spend much of my career at Coke!).
I have been involved with Instituto de la Felicidad an educational and scientific based Coca Cola sponsored organization aimed at the dissemination of pratical happiness tips (most needed) for the general population in Portugal, a country plagued by a huge economical (and values) crisis. In our work, the main idea addressed in conferences, talks writings and several educational activities was always that, when you drink a Coke, most of the time you are with friends, and you aren’t drinking alcohol. When drinking alone (Coke or alcoholic beverages) you are stressing the hedonic component of happiness. Drinking it with friends you are stressing the eudaimonic and meaning making dimension and on the way to a life that is good, not only enjoyning the ‘good life’ of little hedonic, meaningless and individualistic pleasures.

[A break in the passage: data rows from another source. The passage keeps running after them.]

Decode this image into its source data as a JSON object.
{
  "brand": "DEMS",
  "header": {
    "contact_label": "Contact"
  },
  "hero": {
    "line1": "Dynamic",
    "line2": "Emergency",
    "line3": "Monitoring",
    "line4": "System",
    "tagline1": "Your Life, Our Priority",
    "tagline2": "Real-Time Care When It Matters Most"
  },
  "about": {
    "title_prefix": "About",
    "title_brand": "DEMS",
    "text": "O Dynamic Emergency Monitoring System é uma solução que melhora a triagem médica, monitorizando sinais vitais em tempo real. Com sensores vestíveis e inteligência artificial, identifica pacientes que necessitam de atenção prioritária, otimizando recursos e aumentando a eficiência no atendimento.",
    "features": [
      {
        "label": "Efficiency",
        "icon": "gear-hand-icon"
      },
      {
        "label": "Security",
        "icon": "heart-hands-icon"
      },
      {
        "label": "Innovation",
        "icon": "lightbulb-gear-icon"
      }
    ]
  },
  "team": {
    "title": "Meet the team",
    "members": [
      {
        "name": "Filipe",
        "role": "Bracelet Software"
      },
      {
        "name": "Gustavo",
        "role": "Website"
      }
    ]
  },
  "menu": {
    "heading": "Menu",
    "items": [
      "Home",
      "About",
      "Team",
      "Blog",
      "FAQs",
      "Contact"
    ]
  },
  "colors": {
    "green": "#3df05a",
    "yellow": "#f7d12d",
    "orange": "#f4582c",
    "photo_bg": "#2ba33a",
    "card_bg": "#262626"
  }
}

MJ, I’m with you. I looked at that study and their conclusion in their abstract (“Current and future policy/program interventions that aim to decrease fast food and soft drinks consumption of children to reduce childhood obesity may be more effective if these interventions also focus on ways that could compensate the increase in degree of unhappiness among children.”) implies that the link between soft drink consumption and unhappiness is causal; it is only correlational. A second flaw is that it was the parents who were asked to assess the (un)happiness of their children, not the kids themselves. This may be a third variable effect. I’m going to generalize terribly here, but as an example, it may be that more diligent parents who pay attention to diet and limit soft drink consumption are more attuned to the natural ups and downs of their children’s emotions, hence are more likely to respond more affirmatively to “how often does your child feel sad, unhappy, or depressed,” while a less-attuned parent (who may not limit soft drink consumption – again, I know this is a gross generalization so cut me a little slack here!) may have a longer leash with their child’s diet but be less in-synch with their child’s emotional health.
Jeremy, I love your exploration of the link between moment-to-moment positive emotion and happiness and meaning – I had not really explored this topic in much depth but now you’ve motivated me to look into it more. I especially like your line, “Living a life you feel good about might mean sacrificing some positive emotions along the way.” Well-stated!